For children accompanying parents on international assignments, wellbeing is an especially pertinent issue. Pandemic aside, moving home, work/school, peer group, daily routine and country is among the most stressful experiences for adults – even more so for children. This is also now increasingly being recognised.
They conclude that well-managed transitions can add significant value to children’s lives and their learning journey. Leading relocation management companies (RMCs) and international schools understand this. They treat relocating families as a group of unique individuals, as well as a collective.
“An understanding of wellbeing is essential for private and professional development. In future skills, communication is an important ability and this also means being able to listen and to seek understanding of multiple perspectives.”
Dr Chrissie Sorenson, Head of School & Executive Board of Bavarian International School
Making excellent international transitions
Schools and RMCs following the guidance and training of organisations like SPAN – Safe Passage Across Networks – are helping families with invaluable support to manage transitions so they can get on with “learning, loving, growing, stretching, cross-cultural competence and joy.”
These schools include Relocate Think Global People Award winner the International School of London and the International School of Kuala Lumpur. Both have shared how they support families year-round in Relocate Global’s International Education and Schools Fair extensive webinar series, now in its third year.
“Transition care and looking after the wellbeing of our families is so important at ISL,” says Claudine Hakim, head of advancement, transitions and external relations International School of London. “The transient world we live in today and just coming out of the pandemic, families are in need of special care.” Along with other high-quality international schools, ISL has a team dedicated to family and student welfare and that of the wider school community.
Alongside these cutting-edge sports programmes and facilities, ongoing transitions support, student counsellors, named heads of pastoral care and specialist wellbeing, most schools also offer age-appropriate advice in regular and one-off workshops, and awareness days. Designed to inform children and parents on hot wellbeing topics, as well as signpost to more information and advice, these events are often led by guest speakers and subject experts on specific issues like internet and personal safety, alcohol and drug awareness, mental health, bullying, relationships and good study habits.

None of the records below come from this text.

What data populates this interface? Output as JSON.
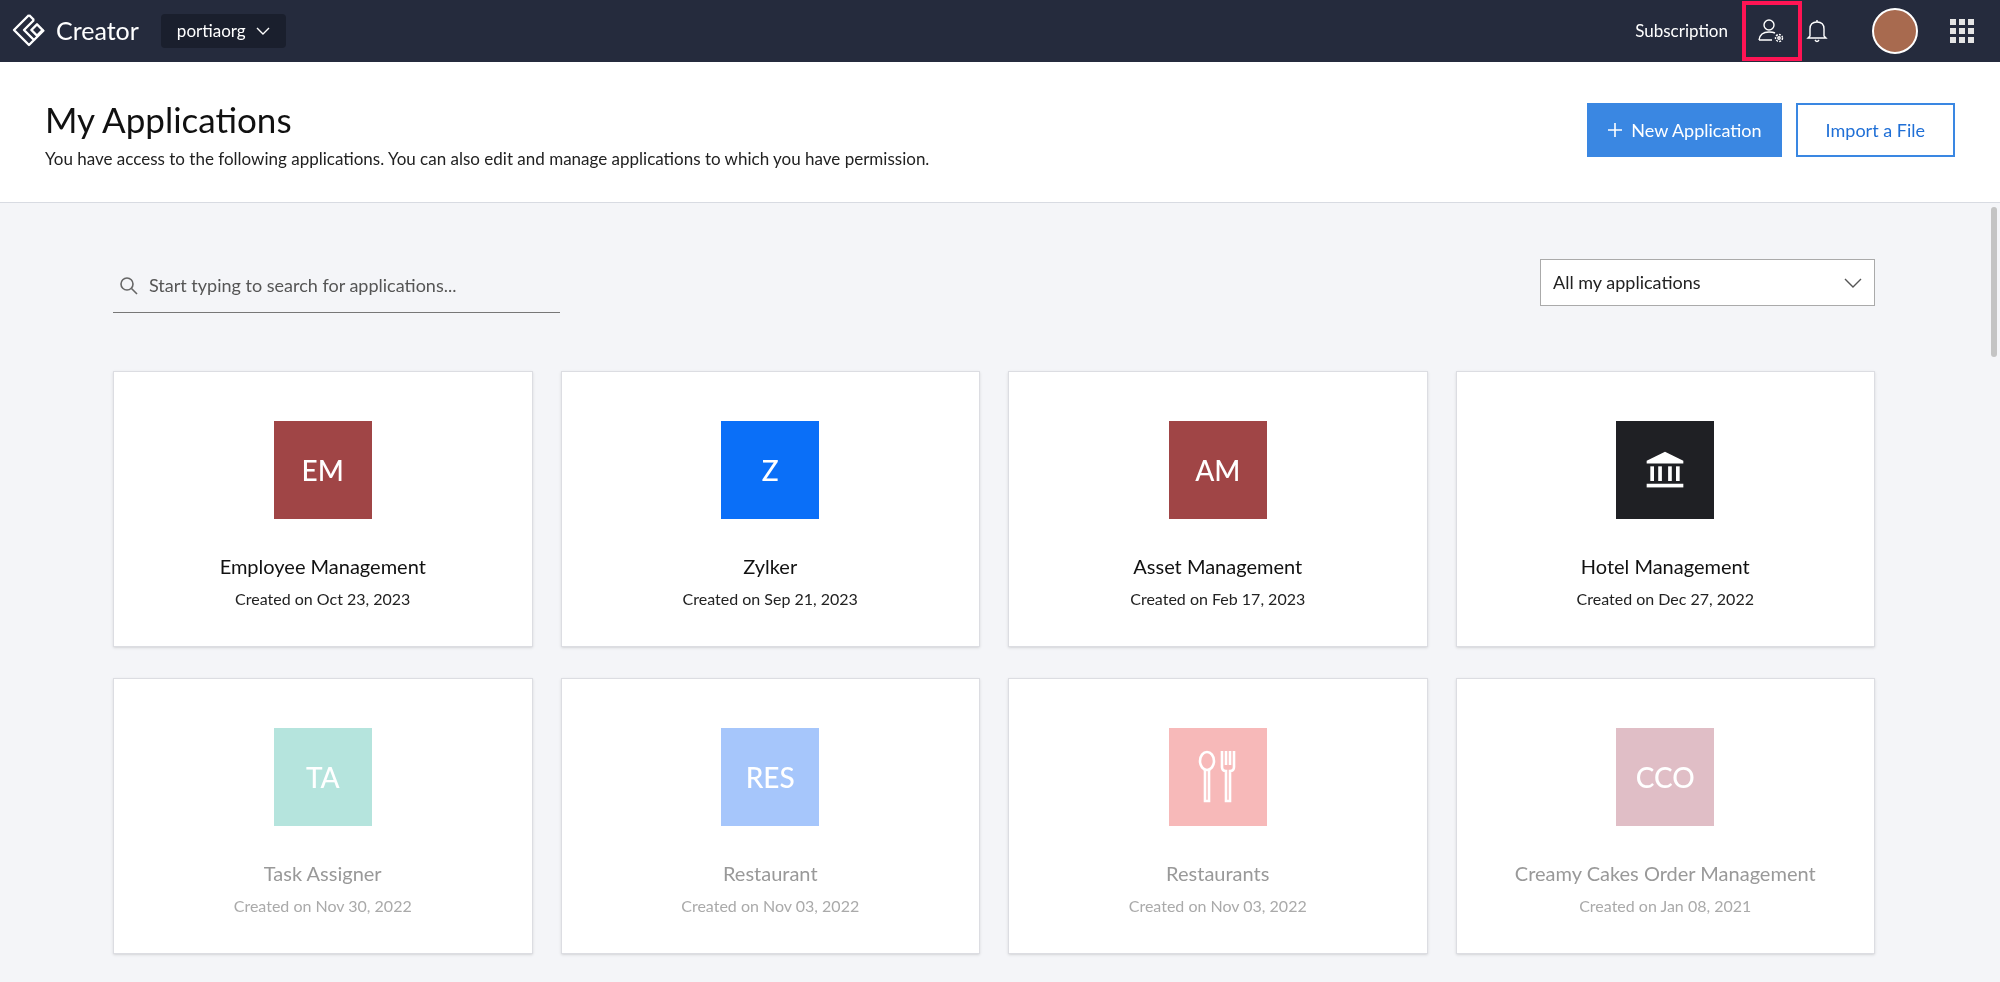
{
  "topbar": {
    "brand": "Creator",
    "org": "portiaorg",
    "subscription": "Subscription",
    "admin_highlighted": true
  },
  "header": {
    "title": "My Applications",
    "subtitle": "You have access to the following applications. You can also edit and manage applications to which you have permission.",
    "new_button": "New Application",
    "import_button": "Import a File"
  },
  "search": {
    "placeholder": "Start typing to search for applications..."
  },
  "filter": {
    "value": "All my applications"
  },
  "apps": [
    {
      "name": "Employee Management",
      "created": "Created on Oct 23, 2023",
      "kind": "initials",
      "initials": "EM",
      "color": "#a04546",
      "dimmed": false
    },
    {
      "name": "Zylker",
      "created": "Created on Sep 21, 2023",
      "kind": "initials",
      "initials": "Z",
      "color": "#0a6ff8",
      "dimmed": false
    },
    {
      "name": "Asset Management",
      "created": "Created on Feb 17, 2023",
      "kind": "initials",
      "initials": "AM",
      "color": "#a04546",
      "dimmed": false
    },
    {
      "name": "Hotel Management",
      "created": "Created on Dec 27, 2022",
      "kind": "bank",
      "color": "#1f2024",
      "dimmed": false
    },
    {
      "name": "Task Assigner",
      "created": "Created on Nov 30, 2022",
      "kind": "initials",
      "initials": "TA",
      "color": "#b5e4dd",
      "dimmed": true
    },
    {
      "name": "Restaurant",
      "created": "Created on Nov 03, 2022",
      "kind": "initials",
      "initials": "RES",
      "color": "#a6c6fb",
      "dimmed": true
    },
    {
      "name": "Restaurants",
      "created": "Created on Nov 03, 2022",
      "kind": "cutlery",
      "color": "#f7b9b9",
      "dimmed": true
    },
    {
      "name": "Creamy Cakes Order Management",
      "created": "Created on Jan 08, 2021",
      "kind": "initials",
      "initials": "CCO",
      "color": "#e0bec6",
      "dimmed": true
    }
  ]
}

Sources of support
Faculty members are also important in role modelling positive wellbeing behaviours, mirroring the ongoing renegotiation between employers and employees around work-life balance and boundaries around remote work, post-pandemic.
For the British School of Manila, head of primary Kate Tomlinson described in TES magazine how setting aside a ‘stop week’ for staff offers an opportunity to lighten the load from meetings and other non-urgent administrative tasks.
“With a focus on staff wellbeing being prevalent across many schools, one solution to allow for that optimism and positivity to maintain is the introduction of ‘stop weeks’, writes Kate Tomlinson. “A stop week does not mean closing the school. The concept is to carefully consider the things that we could stop for just one week while also ensuring that nothing in terms of provision for children is lost or impacted. Stop weeks help provide us with time to reflect and pause.”
Bringing together educators, parents and students, it’s clear that healthy schools around the world build wellbeing into every aspect of what it does daily in a truly child-centred approach.
Whether you are looking for the best boarding schools in India, online schools or researching international and private school fees, make sure to check out our latest Guide to International Education and Schools